Actualités sur les infrastructures
The Export-Import Bank of China has agreed to loan the Africa Finance Corporation US$ 300 million to support its financing of African infrastructure projects.
Investments in the infrastructure sector in East Africa are forecast to reach US $98.8 billion by 2022 - but hurdles to be overcome include high transaction costs, inadequate availability of bankable projects, and limited local capacity for project preparation and tender.
US President Donald Trump is expected within days to approve an initiative to overhaul the US investment strategy in Africa.
Ministers from Japan and over 50 African countries started a two-day meeting in Tokyo on Saturday to discuss the need for quality infrastructure and the challenges in making development more inclusive on the continent, where China’s influence is growing.
With an estimated funding deficit of $40 billion a year, private-sector solutions from Africa’s home-grown pension fund industry as well as international insurance firms could help plug the gap.
Infrastructure spending requires the hand of the state to put finance in place.
The African Development Bank has approved a US$1.5 million grant from to assist Ghana’s s renewable energy investment drive. The grant will support the government’s efforts to overcome technical, financial, regulatory and institutional barriers to scaling-up renewable energy investments in the country.
In Johannesburg last month, the Prime Minister set a new ambition for the UK to be the largest G7 foreign direct investor in Africa by 2022. Achieving that ambition won’t be easy, but for UK investors who are prepared to change their attitudes and look beyond the easy choices, there are great opportunities.
New research by Mercer and Mobilizing Institutional Investors to Develop Africa’s Infrastructure (MiDA), finds that organisations should be proactive with their infrastructure investment strategy and should be considering the benefits of investment in sub-Saharan Africa.
The Nordic Investment Bank (NIB) has signed a 10-year loan programme of €100 million with the African Export-Import Bank to finance various infrastructure projects in African countries.
While investment in building and maintaining intra-country road networks has been slow in coming, connecting Africa via the internet has lately made more progress.

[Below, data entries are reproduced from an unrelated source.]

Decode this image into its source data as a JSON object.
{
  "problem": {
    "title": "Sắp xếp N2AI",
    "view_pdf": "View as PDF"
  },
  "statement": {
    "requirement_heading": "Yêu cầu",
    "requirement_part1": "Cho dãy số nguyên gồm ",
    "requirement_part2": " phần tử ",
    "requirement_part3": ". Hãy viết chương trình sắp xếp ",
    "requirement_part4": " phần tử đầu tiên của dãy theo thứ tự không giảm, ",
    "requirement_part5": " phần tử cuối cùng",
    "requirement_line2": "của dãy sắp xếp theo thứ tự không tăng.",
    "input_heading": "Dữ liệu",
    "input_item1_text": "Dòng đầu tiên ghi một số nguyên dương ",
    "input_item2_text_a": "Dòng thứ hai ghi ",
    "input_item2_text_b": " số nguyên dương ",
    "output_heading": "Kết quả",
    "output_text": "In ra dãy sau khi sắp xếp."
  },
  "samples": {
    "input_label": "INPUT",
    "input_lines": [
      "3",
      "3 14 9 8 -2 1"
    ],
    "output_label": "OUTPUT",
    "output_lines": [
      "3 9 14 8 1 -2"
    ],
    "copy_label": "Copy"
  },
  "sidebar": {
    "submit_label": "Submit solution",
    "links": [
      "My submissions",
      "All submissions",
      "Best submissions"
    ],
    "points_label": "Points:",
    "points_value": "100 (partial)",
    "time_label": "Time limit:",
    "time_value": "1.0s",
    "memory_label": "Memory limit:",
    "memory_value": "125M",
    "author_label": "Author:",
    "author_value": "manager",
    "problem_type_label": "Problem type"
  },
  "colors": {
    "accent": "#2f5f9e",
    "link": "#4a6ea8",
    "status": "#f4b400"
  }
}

The Russia-Africa Investment Forum is one of the platforms that seeks to promote business opportunities on the African continent and serves as a bridge between Russian and African business.
For many years now, the EU's Africa policy has been a graveyard of big words, good intentions and unfulfilled promises. However, since the refugee crisis interest in a new strategy for cooperation with the continent has increased sharply.
The African Union Commission and its partners have launched a water project that will see US$10bn invested over five years to support infrastructure for trans-boundary water and hydropower projects, as part of a thrust towards regional economic integration.
Beijing’s funding could do tremendous good—if Africans fight for their own real interests.
Egypt is the most attractive African country for investment according to Rand Merchant Bank's eight edition of 'Where to invest in Africa'. The analysts believe that efficient infrastructure is essential to uncovering opportunities and unlocking Africa's growth potential.
African governments need to embrace private sector infrastructure investment to alleviate the burden on the public purse. Sukuk – the Islamic equivalent of bonds – give investors a share of an asset together with the attendant cash flows and risk.
The current mismatch between capital seeking profitable ventures and the chronic deficit of large-scale investments in Africa can be addressed through closer collaboration with institutions such as the World Bank Group.
A war of words is emerging between China and the West over who has the best interests of Africa at heart when it comes to vitally needed investment.
An Africa power sector scorecard shows that solar will make inroads into the African energy sector over the next two years, accounting for 9% of new capacity additions.
You are currently offline. Some pages or content may fail to load.